And our “problem” is not some simple algorithm or similar but a half done website that they are to complete a few features in.
The language is always C# since thats what our existing solution is built in, and C# is listed as a requirement to begin with.
Also, the test is not used as a first filter, rather its used after the first interview if we believe they are of interest. So its more to give some discussion material for second interview which is the technical part with the team members.
@JsonBoa @Voxera yeah i get that but take this example for instance,
ive done more react projects than i can count.
A company sent me a hackerrank-style react test, it basically tells you to write react code to implement a calculator app, todo list, stuff like that.
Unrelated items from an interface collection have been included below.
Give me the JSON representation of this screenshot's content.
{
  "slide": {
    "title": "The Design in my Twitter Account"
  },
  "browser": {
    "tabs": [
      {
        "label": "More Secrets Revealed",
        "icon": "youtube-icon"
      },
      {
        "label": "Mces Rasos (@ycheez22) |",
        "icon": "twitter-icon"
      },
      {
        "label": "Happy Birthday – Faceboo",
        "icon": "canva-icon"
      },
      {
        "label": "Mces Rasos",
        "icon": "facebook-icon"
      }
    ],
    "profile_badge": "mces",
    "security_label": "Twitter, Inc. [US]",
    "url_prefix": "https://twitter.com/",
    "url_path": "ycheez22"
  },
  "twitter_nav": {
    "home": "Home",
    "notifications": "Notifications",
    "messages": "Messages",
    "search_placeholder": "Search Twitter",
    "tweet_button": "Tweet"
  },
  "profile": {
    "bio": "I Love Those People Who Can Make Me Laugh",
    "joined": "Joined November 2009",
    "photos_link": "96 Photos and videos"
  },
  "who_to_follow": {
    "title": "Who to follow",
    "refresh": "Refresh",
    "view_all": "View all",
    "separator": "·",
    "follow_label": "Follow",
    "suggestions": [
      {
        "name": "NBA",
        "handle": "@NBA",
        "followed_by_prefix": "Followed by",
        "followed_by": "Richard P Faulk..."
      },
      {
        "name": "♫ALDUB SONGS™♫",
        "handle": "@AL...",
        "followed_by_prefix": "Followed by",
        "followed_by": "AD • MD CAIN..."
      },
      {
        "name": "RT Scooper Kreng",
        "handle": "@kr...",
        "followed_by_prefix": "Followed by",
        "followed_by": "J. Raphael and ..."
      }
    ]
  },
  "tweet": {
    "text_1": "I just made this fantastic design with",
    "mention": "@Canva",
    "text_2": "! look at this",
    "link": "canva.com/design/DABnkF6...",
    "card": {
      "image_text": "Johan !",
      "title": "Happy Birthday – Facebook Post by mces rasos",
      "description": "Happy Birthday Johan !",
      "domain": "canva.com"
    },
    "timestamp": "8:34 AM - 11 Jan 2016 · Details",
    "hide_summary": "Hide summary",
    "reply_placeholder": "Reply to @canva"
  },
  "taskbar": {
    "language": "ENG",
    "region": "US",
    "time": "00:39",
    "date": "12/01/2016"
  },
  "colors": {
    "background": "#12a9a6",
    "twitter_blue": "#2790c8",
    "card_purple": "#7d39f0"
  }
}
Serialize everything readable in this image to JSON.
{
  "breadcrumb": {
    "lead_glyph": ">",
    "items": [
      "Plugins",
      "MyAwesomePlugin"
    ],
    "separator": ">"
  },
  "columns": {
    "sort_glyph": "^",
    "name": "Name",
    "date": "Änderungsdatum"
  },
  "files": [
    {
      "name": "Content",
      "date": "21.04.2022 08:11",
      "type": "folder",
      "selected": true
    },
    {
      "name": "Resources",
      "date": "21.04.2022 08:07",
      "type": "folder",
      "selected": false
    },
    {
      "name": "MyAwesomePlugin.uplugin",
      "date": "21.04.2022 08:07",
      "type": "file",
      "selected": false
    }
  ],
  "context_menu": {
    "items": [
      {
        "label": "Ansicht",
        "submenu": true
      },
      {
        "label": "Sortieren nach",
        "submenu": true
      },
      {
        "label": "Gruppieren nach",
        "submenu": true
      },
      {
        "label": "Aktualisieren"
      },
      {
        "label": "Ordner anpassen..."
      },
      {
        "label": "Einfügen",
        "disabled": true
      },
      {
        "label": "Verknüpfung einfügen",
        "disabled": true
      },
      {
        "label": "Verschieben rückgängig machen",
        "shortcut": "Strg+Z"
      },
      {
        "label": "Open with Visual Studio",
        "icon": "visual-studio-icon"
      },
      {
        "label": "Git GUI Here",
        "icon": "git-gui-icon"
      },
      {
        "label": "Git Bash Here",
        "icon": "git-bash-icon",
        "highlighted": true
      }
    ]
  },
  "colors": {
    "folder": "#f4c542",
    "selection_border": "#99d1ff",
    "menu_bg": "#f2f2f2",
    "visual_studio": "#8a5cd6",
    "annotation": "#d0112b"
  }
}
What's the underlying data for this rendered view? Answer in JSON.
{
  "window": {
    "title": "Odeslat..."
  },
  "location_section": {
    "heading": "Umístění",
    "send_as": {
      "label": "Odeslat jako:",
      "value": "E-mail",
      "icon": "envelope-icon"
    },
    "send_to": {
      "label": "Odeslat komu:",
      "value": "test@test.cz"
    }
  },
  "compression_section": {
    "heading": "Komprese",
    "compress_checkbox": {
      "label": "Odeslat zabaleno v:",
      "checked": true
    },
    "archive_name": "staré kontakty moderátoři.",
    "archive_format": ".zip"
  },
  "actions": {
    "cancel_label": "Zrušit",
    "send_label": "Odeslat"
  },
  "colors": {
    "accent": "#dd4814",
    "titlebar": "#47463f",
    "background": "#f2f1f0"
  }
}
I got them all right.
second interview with the same company, he made me write more react code, which i did.my code and logic was great... but there was some bug preventing it from running that i couldnt figure out due to time running out
the interviewer told me "sorry i am gonna have to flunk you out, we can only allow working solutions to pass. you can re-apply in 3 months"
so yeah, i wrote more react projects that i can count, yet flunked their shitty online react interview. That was almost 3 months ago but it really damaged my self confidence
@TeachMeCode yeah i agree. there are many shitty dev wannabes.
company i work at didn't make me go through the hacker rank process tho..we had an hour long conversation, all techy stuff, basically they told me spill up everything u know 🤣 and i was in 🤷🏻♂️ why cant more companies do THAT ?
another company i applied to just sent me a paper, saying how would you implement an app that does xyz. just give a detailed description of how you would implement the microservices and such. no need to write code, but if you do we are happy to review it.
those are the types of interviews that should be used to filter out bullshit resumes. not a scary test with a countdown that filters ur application out of the HR system before people even talk to you
@sleek what an asshole!!! Seriously, he could’ve been more professional about it rather than “gonna flunk you out”. That was a test to see if you can code quickly in front of someone watching you like a tiger. How often do you come across that scenario in the industry? Almost never unless you work for a total dick. It sucks having to write code in front of someone bc a large percentage of your focus is on the interviewers and panicking over how smart they think you are rather than the problem itself. A few bugs is a dumb reason to disqualify you bc they could’ve been small things that you would’ve fixed easily. If he were good he would’ve considered your approach and thought process.
Then all they know to evaluate is "see if the clicky-clicky thingy goes play-play on the ugly giant phone"
There is also the situation where teams put the lazyest and/or more annoying dev to evaluate applicants. Those mix incompetence with daddy issues and would rather say "no one passed" than use more than one bit to describe each applicant's level.
So, for those "pass or fail" shmucks, just toss the software engineer unemployment stats at their stupid faces and go somewhere else. I would.
@sleek thats a bad reqruiter, even amazon accepts that there can be bugs, except in their online tests but those where not that hard to get working, the hard part was to get very good performance.
Its the approach and reasoning that is important.
This seams like someone thats in it for the power to say no.
ars135402yI just look at people's projects and ask them about what they did, and why. They will either know what to answer or they will choke. Takes about 10 minutes.
I get the leetcode interview stuff for companies with hundreds of applicants, but most companies aren't like that so I'm not sure why they go that route. The "see how you solve problems" phrase feels like a meme that everyone repeats because they heard it somewhere else.